Report, as a bare number, how many lines of the entries below contain "translated".

__DATA RECORDS__:
BEGIN
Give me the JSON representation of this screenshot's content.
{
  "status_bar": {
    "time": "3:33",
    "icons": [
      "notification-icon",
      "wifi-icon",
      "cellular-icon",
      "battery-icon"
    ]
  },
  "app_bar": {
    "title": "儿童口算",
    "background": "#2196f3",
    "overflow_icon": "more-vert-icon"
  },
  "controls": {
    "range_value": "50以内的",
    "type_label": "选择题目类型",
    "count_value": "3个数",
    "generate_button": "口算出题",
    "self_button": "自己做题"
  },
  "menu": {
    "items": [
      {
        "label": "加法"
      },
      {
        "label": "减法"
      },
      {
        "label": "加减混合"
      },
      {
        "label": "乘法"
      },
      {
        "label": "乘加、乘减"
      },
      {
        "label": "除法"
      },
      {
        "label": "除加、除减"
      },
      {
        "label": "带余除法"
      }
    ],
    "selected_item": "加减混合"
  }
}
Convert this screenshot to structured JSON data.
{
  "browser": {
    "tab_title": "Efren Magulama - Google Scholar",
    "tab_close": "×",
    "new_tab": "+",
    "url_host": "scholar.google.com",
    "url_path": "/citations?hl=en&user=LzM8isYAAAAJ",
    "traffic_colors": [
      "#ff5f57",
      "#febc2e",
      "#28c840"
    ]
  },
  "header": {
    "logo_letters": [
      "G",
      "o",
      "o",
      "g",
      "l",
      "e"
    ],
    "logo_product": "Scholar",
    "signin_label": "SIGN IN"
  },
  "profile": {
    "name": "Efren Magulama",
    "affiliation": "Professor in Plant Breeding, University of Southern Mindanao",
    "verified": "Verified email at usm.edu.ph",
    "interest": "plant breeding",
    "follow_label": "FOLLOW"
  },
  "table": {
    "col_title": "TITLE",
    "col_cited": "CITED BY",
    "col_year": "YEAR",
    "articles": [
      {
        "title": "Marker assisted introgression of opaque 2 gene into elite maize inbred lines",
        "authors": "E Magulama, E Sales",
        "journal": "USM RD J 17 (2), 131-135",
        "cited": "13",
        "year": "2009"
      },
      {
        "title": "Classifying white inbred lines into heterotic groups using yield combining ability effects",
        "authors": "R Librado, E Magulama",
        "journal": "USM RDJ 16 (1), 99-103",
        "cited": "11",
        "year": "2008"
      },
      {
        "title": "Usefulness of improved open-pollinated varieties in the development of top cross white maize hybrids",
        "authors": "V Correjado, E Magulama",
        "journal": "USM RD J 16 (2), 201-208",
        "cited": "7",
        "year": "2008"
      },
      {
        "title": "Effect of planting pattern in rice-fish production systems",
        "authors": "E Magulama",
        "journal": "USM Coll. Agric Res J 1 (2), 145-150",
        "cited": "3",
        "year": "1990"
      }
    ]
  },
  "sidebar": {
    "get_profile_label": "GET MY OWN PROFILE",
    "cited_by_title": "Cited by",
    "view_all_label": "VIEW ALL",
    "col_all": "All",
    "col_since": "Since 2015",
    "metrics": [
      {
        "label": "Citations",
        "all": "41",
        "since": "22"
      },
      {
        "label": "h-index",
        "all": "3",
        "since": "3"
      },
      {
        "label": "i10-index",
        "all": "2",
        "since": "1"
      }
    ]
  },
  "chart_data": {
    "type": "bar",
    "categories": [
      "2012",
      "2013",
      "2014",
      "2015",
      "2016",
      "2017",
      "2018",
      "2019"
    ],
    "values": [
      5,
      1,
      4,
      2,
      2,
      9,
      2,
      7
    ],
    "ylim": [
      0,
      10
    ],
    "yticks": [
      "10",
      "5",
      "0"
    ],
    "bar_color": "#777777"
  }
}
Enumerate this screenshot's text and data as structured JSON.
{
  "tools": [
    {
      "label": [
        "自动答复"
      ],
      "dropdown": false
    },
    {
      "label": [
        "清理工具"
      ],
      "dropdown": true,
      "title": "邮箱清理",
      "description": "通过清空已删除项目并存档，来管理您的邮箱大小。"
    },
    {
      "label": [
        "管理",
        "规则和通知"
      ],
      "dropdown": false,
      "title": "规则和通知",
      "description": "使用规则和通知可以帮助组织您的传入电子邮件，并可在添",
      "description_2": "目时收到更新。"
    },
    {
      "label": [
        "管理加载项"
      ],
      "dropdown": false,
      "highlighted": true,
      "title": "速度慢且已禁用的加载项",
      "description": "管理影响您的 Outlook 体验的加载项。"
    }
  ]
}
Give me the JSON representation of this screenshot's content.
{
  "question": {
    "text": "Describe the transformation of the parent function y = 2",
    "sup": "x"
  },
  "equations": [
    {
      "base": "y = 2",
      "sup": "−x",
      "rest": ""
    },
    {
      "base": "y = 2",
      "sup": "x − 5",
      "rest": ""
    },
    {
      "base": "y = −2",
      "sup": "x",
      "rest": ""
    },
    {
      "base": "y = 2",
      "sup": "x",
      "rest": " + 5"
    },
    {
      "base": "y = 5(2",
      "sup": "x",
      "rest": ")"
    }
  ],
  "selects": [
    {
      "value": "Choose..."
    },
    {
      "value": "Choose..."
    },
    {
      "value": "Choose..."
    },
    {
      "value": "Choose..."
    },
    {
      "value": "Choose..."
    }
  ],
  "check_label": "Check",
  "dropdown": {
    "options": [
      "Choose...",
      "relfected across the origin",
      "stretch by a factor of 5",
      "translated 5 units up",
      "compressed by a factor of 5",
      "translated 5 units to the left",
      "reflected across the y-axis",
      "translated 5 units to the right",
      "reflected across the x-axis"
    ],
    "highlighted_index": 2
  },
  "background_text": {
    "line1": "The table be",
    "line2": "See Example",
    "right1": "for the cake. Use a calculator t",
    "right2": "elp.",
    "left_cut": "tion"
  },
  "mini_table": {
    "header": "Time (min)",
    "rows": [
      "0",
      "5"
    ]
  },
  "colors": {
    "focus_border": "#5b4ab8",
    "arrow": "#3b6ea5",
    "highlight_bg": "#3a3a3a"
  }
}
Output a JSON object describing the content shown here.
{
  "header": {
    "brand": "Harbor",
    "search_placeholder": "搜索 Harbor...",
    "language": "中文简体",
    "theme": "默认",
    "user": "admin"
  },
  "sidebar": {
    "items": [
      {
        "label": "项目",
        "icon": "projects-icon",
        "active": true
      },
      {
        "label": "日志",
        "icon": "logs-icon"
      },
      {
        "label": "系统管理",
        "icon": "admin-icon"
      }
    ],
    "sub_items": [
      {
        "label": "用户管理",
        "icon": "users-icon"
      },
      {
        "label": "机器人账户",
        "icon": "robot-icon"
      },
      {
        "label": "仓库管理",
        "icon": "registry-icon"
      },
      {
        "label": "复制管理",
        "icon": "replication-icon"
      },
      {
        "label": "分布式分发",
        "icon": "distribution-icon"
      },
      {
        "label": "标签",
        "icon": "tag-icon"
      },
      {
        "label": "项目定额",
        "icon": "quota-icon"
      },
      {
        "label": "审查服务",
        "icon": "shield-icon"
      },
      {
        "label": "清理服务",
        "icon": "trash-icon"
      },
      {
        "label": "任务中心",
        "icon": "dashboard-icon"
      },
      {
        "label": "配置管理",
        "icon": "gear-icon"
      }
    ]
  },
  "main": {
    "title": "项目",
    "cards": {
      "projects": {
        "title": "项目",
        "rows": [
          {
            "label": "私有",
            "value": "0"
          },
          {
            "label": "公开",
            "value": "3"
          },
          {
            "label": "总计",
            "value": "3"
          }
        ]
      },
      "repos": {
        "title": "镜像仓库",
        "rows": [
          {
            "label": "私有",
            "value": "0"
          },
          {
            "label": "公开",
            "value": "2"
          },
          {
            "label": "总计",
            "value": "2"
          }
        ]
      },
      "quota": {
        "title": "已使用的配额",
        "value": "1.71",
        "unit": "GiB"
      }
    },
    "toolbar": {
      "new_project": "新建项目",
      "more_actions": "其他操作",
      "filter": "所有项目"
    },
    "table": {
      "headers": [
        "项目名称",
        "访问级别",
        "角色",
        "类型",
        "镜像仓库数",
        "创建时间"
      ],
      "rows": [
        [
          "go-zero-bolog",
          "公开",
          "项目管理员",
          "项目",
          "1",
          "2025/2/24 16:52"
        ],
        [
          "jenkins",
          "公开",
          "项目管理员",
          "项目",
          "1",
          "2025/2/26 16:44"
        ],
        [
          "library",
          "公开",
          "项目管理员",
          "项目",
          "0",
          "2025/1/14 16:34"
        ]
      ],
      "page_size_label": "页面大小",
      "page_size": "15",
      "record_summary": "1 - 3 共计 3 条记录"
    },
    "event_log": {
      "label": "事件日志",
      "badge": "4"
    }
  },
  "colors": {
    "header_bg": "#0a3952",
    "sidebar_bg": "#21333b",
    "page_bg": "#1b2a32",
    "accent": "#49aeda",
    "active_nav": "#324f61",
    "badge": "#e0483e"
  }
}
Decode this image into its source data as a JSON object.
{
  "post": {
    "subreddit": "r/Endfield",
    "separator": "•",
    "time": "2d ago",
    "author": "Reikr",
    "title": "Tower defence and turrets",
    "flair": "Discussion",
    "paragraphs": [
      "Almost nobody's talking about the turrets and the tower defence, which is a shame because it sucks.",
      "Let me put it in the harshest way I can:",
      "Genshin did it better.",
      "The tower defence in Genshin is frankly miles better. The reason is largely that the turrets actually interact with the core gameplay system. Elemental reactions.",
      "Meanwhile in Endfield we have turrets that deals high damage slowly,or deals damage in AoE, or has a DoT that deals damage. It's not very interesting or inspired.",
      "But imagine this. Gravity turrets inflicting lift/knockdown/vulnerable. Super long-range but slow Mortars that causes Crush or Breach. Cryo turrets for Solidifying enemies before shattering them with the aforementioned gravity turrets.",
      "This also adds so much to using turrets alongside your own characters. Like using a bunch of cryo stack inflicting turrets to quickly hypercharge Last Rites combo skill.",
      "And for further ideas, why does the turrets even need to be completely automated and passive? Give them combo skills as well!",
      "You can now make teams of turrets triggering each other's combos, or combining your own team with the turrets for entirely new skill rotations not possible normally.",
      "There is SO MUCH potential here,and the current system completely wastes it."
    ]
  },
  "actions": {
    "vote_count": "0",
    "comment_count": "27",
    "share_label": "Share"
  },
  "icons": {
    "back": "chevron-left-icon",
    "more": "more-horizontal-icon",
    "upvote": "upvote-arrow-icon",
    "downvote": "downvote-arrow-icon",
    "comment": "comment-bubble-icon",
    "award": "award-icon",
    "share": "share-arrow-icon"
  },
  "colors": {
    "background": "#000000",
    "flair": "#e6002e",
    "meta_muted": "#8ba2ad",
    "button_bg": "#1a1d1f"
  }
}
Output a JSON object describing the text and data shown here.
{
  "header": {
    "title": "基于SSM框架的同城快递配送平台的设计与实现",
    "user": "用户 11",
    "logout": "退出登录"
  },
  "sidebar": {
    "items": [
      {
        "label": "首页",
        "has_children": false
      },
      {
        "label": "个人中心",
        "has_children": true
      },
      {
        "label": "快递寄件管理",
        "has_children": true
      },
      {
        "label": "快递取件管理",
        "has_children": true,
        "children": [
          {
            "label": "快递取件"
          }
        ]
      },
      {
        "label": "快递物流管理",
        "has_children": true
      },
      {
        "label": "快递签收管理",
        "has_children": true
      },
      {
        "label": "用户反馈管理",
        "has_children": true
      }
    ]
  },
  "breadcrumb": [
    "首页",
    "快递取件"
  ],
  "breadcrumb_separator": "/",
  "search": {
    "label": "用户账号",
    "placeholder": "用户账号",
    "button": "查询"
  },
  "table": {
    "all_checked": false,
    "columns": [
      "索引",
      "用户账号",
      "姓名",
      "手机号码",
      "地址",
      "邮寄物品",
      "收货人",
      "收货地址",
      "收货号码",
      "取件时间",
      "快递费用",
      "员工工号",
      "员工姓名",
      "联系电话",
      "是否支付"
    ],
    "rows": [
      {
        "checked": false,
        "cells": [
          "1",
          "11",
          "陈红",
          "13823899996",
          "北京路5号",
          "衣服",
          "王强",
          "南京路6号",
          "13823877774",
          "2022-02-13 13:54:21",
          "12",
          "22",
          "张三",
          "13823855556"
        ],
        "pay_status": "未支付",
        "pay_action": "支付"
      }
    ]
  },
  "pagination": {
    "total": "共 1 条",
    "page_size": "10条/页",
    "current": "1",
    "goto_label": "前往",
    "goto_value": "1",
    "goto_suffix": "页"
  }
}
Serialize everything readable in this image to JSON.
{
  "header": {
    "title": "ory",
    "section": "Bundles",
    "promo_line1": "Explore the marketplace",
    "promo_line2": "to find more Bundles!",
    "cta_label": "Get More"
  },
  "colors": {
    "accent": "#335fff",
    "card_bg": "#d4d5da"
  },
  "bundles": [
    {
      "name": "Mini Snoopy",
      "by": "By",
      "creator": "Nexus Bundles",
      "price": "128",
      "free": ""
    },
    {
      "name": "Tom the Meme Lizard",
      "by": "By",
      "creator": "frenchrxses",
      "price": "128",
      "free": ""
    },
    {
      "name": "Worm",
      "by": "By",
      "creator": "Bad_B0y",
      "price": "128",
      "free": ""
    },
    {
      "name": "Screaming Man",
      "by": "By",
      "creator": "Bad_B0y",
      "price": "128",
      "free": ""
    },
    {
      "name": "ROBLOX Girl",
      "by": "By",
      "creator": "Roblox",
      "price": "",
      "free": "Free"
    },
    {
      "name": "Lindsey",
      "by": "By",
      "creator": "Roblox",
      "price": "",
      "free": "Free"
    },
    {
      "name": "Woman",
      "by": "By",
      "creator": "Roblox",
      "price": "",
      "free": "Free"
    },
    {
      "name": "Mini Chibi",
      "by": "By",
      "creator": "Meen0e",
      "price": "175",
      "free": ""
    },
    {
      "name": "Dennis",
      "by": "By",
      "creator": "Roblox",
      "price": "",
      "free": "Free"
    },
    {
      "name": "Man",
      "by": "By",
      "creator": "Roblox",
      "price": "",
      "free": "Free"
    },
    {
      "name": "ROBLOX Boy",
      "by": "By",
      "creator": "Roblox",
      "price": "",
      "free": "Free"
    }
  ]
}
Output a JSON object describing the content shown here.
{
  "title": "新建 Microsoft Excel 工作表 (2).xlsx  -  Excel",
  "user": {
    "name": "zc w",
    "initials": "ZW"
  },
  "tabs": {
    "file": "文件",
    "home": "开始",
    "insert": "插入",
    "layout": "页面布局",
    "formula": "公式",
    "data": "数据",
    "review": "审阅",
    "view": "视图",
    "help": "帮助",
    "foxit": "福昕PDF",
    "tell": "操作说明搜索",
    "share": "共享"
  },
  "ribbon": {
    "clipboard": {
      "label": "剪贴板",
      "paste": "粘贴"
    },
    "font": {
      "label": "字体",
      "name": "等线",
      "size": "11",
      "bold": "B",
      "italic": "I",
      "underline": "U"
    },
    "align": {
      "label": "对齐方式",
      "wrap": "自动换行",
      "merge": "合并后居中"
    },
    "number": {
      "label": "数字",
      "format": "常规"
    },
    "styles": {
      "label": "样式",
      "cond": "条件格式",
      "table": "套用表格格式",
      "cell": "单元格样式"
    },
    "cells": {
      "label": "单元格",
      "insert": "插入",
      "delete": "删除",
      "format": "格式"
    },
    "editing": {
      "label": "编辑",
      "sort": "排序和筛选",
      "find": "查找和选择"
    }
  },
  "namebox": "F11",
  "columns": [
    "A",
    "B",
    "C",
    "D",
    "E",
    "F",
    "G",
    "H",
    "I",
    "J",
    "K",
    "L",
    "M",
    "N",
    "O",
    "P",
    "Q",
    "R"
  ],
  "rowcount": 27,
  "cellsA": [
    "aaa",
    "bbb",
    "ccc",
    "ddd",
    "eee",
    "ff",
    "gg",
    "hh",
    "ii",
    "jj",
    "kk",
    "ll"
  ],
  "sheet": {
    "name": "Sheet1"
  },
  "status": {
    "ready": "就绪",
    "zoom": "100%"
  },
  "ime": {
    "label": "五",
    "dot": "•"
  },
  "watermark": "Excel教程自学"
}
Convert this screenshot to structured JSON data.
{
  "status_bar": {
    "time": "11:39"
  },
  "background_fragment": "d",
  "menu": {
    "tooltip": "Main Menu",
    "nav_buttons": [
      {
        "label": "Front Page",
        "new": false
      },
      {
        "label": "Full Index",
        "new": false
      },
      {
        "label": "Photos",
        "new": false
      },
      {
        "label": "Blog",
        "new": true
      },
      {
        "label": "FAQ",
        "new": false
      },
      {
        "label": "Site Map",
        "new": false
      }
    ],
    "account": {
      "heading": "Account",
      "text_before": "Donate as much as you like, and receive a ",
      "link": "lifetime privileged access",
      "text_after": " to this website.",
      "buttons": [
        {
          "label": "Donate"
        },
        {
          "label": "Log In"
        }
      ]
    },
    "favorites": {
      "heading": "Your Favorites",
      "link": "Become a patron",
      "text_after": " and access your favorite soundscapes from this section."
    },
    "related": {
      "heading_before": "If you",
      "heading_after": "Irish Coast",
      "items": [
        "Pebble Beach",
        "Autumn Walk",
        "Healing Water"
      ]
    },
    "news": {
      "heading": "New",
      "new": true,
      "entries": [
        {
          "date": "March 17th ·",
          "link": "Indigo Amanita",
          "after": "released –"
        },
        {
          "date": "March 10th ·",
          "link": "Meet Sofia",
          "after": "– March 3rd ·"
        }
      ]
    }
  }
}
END
__RESULT FOR THIS EXERCISE__:
3